- **What to do**:
For the data that follows, return each line unchanged and drop the pictures.

(Information provided begins)

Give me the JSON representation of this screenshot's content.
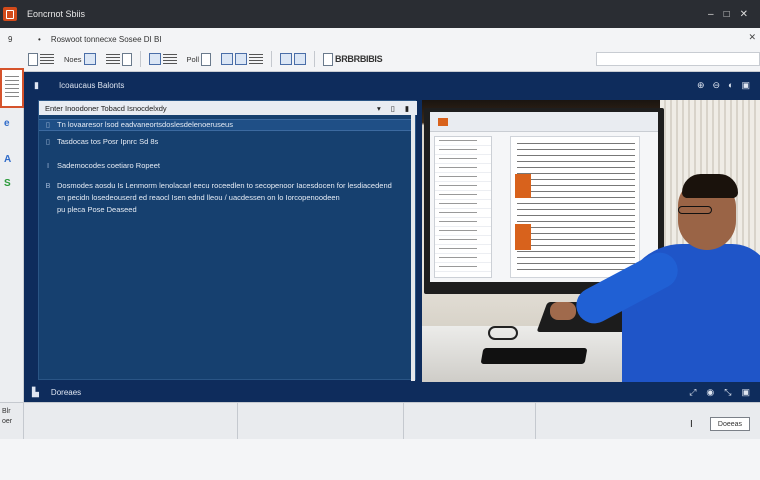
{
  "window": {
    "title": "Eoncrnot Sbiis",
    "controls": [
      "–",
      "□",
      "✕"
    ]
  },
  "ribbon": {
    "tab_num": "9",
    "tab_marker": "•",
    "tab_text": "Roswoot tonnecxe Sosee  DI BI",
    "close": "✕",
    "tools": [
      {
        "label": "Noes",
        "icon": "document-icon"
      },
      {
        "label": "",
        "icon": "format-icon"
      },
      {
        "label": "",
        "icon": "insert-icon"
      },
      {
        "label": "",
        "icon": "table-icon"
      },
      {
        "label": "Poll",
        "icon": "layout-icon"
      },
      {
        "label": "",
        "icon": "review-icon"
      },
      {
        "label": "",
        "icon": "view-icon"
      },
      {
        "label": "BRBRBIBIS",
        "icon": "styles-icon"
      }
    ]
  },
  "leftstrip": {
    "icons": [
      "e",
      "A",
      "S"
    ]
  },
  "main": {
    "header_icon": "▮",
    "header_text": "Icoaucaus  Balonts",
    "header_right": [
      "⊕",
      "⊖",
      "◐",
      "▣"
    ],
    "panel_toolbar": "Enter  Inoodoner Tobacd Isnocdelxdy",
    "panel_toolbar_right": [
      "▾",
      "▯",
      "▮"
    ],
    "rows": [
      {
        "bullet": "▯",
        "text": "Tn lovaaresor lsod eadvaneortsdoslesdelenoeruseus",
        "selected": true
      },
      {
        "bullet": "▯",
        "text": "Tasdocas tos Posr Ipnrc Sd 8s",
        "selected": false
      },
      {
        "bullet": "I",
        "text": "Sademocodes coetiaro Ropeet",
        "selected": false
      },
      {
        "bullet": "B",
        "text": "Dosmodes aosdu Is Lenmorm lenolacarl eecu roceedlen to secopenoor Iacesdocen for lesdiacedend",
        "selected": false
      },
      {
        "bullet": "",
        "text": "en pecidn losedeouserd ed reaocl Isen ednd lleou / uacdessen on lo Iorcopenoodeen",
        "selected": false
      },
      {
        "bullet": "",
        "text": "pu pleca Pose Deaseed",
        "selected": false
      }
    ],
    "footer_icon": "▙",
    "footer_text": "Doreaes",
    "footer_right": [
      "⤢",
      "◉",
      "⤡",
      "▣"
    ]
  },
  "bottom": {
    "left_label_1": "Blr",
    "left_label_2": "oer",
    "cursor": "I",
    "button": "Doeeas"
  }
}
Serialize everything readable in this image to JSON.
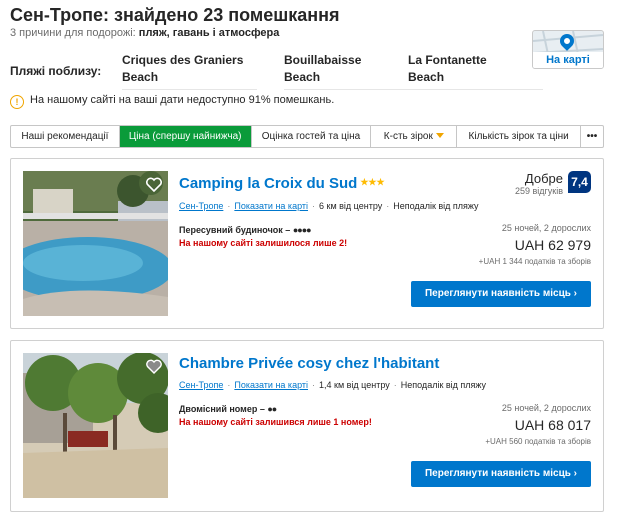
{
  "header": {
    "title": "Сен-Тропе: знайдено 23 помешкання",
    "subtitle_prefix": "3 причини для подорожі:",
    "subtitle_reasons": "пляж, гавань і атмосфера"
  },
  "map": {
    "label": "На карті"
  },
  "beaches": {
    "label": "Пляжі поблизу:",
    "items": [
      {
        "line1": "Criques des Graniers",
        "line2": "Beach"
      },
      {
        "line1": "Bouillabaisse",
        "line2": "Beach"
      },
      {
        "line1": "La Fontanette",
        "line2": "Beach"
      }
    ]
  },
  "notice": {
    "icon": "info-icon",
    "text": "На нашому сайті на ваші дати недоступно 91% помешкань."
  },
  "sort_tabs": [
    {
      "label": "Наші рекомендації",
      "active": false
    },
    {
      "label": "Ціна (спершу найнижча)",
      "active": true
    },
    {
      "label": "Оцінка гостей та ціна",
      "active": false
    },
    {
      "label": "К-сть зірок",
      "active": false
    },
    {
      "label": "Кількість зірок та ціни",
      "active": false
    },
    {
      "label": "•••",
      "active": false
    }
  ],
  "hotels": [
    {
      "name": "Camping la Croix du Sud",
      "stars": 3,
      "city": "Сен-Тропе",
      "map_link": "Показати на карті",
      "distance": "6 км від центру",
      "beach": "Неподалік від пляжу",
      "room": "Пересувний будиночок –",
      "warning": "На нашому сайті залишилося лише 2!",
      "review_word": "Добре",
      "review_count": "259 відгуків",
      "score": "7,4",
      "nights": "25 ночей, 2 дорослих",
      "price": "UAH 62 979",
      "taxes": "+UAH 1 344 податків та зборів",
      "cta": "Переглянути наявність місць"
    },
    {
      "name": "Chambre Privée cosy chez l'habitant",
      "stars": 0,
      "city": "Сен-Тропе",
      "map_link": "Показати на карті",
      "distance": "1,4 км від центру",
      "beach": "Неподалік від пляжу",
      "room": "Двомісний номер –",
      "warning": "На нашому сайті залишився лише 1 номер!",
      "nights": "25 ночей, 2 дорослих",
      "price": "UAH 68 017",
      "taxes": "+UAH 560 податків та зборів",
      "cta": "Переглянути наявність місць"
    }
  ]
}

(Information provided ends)

- **Written reply**:
Give me the JSON representation of this screenshot's content.
{
  "window": {
    "title": "Eoncrnot Sbiis",
    "controls": [
      "–",
      "□",
      "✕"
    ]
  },
  "ribbon": {
    "tab_num": "9",
    "tab_marker": "•",
    "tab_text": "Roswoot tonnecxe Sosee  DI BI",
    "close": "✕",
    "tools": [
      {
        "label": "Noes",
        "icon": "document-icon"
      },
      {
        "label": "",
        "icon": "format-icon"
      },
      {
        "label": "",
        "icon": "insert-icon"
      },
      {
        "label": "",
        "icon": "table-icon"
      },
      {
        "label": "Poll",
        "icon": "layout-icon"
      },
      {
        "label": "",
        "icon": "review-icon"
      },
      {
        "label": "",
        "icon": "view-icon"
      },
      {
        "label": "BRBRBIBIS",
        "icon": "styles-icon"
      }
    ]
  },
  "leftstrip": {
    "icons": [
      "e",
      "A",
      "S"
    ]
  },
  "main": {
    "header_icon": "▮",
    "header_text": "Icoaucaus  Balonts",
    "header_right": [
      "⊕",
      "⊖",
      "◐",
      "▣"
    ],
    "panel_toolbar": "Enter  Inoodoner Tobacd Isnocdelxdy",
    "panel_toolbar_right": [
      "▾",
      "▯",
      "▮"
    ],
    "rows": [
      {
        "bullet": "▯",
        "text": "Tn lovaaresor lsod eadvaneortsdoslesdelenoeruseus",
        "selected": true
      },
      {
        "bullet": "▯",
        "text": "Tasdocas tos Posr Ipnrc Sd 8s",
        "selected": false
      },
      {
        "bullet": "I",
        "text": "Sademocodes coetiaro Ropeet",
        "selected": false
      },
      {
        "bullet": "B",
        "text": "Dosmodes aosdu Is Lenmorm lenolacarl eecu roceedlen to secopenoor Iacesdocen for lesdiacedend",
        "selected": false
      },
      {
        "bullet": "",
        "text": "en pecidn losedeouserd ed reaocl Isen ednd lleou / uacdessen on lo Iorcopenoodeen",
        "selected": false
      },
      {
        "bullet": "",
        "text": "pu pleca Pose Deaseed",
        "selected": false
      }
    ],
    "footer_icon": "▙",
    "footer_text": "Doreaes",
    "footer_right": [
      "⤢",
      "◉",
      "⤡",
      "▣"
    ]
  },
  "bottom": {
    "left_label_1": "Blr",
    "left_label_2": "oer",
    "cursor": "I",
    "button": "Doeeas"
  }
}
Serialize everything readable in this image to JSON.
{
  "header": {
    "title": "Сен-Тропе: знайдено 23 помешкання",
    "subtitle_prefix": "3 причини для подорожі:",
    "subtitle_reasons": "пляж, гавань і атмосфера"
  },
  "map": {
    "label": "На карті"
  },
  "beaches": {
    "label": "Пляжі поблизу:",
    "items": [
      {
        "line1": "Criques des Graniers",
        "line2": "Beach"
      },
      {
        "line1": "Bouillabaisse",
        "line2": "Beach"
      },
      {
        "line1": "La Fontanette",
        "line2": "Beach"
      }
    ]
  },
  "notice": {
    "icon": "info-icon",
    "text": "На нашому сайті на ваші дати недоступно 91% помешкань."
  },
  "sort_tabs": [
    {
      "label": "Наші рекомендації",
      "active": false
    },
    {
      "label": "Ціна (спершу найнижча)",
      "active": true
    },
    {
      "label": "Оцінка гостей та ціна",
      "active": false
    },
    {
      "label": "К-сть зірок",
      "active": false
    },
    {
      "label": "Кількість зірок та ціни",
      "active": false
    },
    {
      "label": "•••",
      "active": false
    }
  ],
  "hotels": [
    {
      "name": "Camping la Croix du Sud",
      "stars": 3,
      "city": "Сен-Тропе",
      "map_link": "Показати на карті",
      "distance": "6 км від центру",
      "beach": "Неподалік від пляжу",
      "room": "Пересувний будиночок –",
      "warning": "На нашому сайті залишилося лише 2!",
      "review_word": "Добре",
      "review_count": "259 відгуків",
      "score": "7,4",
      "nights": "25 ночей, 2 дорослих",
      "price": "UAH 62 979",
      "taxes": "+UAH 1 344 податків та зборів",
      "cta": "Переглянути наявність місць"
    },
    {
      "name": "Chambre Privée cosy chez l'habitant",
      "stars": 0,
      "city": "Сен-Тропе",
      "map_link": "Показати на карті",
      "distance": "1,4 км від центру",
      "beach": "Неподалік від пляжу",
      "room": "Двомісний номер –",
      "warning": "На нашому сайті залишився лише 1 номер!",
      "nights": "25 ночей, 2 дорослих",
      "price": "UAH 68 017",
      "taxes": "+UAH 560 податків та зборів",
      "cta": "Переглянути наявність місць"
    }
  ]
}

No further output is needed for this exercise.